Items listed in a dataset
● ● ● ● ●
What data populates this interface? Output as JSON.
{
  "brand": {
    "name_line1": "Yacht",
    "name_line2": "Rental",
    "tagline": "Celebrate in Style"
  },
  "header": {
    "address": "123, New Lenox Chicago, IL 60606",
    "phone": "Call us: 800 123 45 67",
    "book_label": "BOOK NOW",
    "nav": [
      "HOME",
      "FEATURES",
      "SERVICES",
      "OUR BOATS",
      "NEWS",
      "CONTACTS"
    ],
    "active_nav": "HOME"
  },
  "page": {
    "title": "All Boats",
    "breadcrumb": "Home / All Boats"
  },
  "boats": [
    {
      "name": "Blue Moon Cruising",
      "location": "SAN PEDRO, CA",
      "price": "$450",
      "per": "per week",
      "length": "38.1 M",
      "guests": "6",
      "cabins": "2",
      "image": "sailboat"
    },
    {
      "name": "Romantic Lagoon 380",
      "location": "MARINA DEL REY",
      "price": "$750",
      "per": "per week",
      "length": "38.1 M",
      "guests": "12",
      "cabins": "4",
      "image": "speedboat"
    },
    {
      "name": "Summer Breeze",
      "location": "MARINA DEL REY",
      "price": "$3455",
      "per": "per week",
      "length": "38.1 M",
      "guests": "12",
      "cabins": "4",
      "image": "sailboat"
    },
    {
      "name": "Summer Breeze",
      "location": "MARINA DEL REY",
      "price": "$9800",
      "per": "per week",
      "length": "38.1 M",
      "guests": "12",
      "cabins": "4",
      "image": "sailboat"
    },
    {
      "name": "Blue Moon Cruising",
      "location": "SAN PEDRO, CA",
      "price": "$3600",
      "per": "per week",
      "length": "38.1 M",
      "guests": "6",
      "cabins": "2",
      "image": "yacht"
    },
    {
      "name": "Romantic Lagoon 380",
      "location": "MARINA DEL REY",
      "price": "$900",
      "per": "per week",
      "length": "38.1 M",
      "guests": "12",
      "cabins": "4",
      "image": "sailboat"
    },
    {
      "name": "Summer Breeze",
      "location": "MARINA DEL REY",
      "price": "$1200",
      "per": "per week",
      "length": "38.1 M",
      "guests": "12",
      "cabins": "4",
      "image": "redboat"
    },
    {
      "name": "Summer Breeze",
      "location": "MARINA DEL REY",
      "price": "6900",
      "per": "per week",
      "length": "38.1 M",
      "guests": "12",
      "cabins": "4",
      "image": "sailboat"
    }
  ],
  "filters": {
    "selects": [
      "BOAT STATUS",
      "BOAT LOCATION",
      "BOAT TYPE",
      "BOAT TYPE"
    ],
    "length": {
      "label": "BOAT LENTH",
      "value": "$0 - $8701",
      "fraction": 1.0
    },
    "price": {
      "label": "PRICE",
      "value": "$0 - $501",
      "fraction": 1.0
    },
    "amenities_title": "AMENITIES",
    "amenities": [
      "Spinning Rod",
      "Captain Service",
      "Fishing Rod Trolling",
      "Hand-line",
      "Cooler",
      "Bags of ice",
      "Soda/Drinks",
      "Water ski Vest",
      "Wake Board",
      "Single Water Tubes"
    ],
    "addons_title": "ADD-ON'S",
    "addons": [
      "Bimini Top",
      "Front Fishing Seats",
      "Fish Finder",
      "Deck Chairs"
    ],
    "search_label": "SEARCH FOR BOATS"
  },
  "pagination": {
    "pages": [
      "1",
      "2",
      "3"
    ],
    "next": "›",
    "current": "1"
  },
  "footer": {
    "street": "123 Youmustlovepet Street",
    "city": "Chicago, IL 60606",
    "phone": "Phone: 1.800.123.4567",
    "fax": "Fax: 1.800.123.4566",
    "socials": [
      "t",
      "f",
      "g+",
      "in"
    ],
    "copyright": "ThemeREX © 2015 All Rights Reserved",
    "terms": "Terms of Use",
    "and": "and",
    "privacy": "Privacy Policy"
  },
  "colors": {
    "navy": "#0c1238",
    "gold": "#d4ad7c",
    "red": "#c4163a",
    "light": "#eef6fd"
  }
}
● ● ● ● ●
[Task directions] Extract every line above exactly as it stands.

[Answer section]
What data populates this interface? Output as JSON.
{
  "brand": {
    "name_line1": "Yacht",
    "name_line2": "Rental",
    "tagline": "Celebrate in Style"
  },
  "header": {
    "address": "123, New Lenox Chicago, IL 60606",
    "phone": "Call us: 800 123 45 67",
    "book_label": "BOOK NOW",
    "nav": [
      "HOME",
      "FEATURES",
      "SERVICES",
      "OUR BOATS",
      "NEWS",
      "CONTACTS"
    ],
    "active_nav": "HOME"
  },
  "page": {
    "title": "All Boats",
    "breadcrumb": "Home / All Boats"
  },
  "boats": [
    {
      "name": "Blue Moon Cruising",
      "location": "SAN PEDRO, CA",
      "price": "$450",
      "per": "per week",
      "length": "38.1 M",
      "guests": "6",
      "cabins": "2",
      "image": "sailboat"
    },
    {
      "name": "Romantic Lagoon 380",
      "location": "MARINA DEL REY",
      "price": "$750",
      "per": "per week",
      "length": "38.1 M",
      "guests": "12",
      "cabins": "4",
      "image": "speedboat"
    },
    {
      "name": "Summer Breeze",
      "location": "MARINA DEL REY",
      "price": "$3455",
      "per": "per week",
      "length": "38.1 M",
      "guests": "12",
      "cabins": "4",
      "image": "sailboat"
    },
    {
      "name": "Summer Breeze",
      "location": "MARINA DEL REY",
      "price": "$9800",
      "per": "per week",
      "length": "38.1 M",
      "guests": "12",
      "cabins": "4",
      "image": "sailboat"
    },
    {
      "name": "Blue Moon Cruising",
      "location": "SAN PEDRO, CA",
      "price": "$3600",
      "per": "per week",
      "length": "38.1 M",
      "guests": "6",
      "cabins": "2",
      "image": "yacht"
    },
    {
      "name": "Romantic Lagoon 380",
      "location": "MARINA DEL REY",
      "price": "$900",
      "per": "per week",
      "length": "38.1 M",
      "guests": "12",
      "cabins": "4",
      "image": "sailboat"
    },
    {
      "name": "Summer Breeze",
      "location": "MARINA DEL REY",
      "price": "$1200",
      "per": "per week",
      "length": "38.1 M",
      "guests": "12",
      "cabins": "4",
      "image": "redboat"
    },
    {
      "name": "Summer Breeze",
      "location": "MARINA DEL REY",
      "price": "6900",
      "per": "per week",
      "length": "38.1 M",
      "guests": "12",
      "cabins": "4",
      "image": "sailboat"
    }
  ],
  "filters": {
    "selects": [
      "BOAT STATUS",
      "BOAT LOCATION",
      "BOAT TYPE",
      "BOAT TYPE"
    ],
    "length": {
      "label": "BOAT LENTH",
      "value": "$0 - $8701",
      "fraction": 1.0
    },
    "price": {
      "label": "PRICE",
      "value": "$0 - $501",
      "fraction": 1.0
    },
    "amenities_title": "AMENITIES",
    "amenities": [
      "Spinning Rod",
      "Captain Service",
      "Fishing Rod Trolling",
      "Hand-line",
      "Cooler",
      "Bags of ice",
      "Soda/Drinks",
      "Water ski Vest",
      "Wake Board",
      "Single Water Tubes"
    ],
    "addons_title": "ADD-ON'S",
    "addons": [
      "Bimini Top",
      "Front Fishing Seats",
      "Fish Finder",
      "Deck Chairs"
    ],
    "search_label": "SEARCH FOR BOATS"
  },
  "pagination": {
    "pages": [
      "1",
      "2",
      "3"
    ],
    "next": "›",
    "current": "1"
  },
  "footer": {
    "street": "123 Youmustlovepet Street",
    "city": "Chicago, IL 60606",
    "phone": "Phone: 1.800.123.4567",
    "fax": "Fax: 1.800.123.4566",
    "socials": [
      "t",
      "f",
      "g+",
      "in"
    ],
    "copyright": "ThemeREX © 2015 All Rights Reserved",
    "terms": "Terms of Use",
    "and": "and",
    "privacy": "Privacy Policy"
  },
  "colors": {
    "navy": "#0c1238",
    "gold": "#d4ad7c",
    "red": "#c4163a",
    "light": "#eef6fd"
  }
}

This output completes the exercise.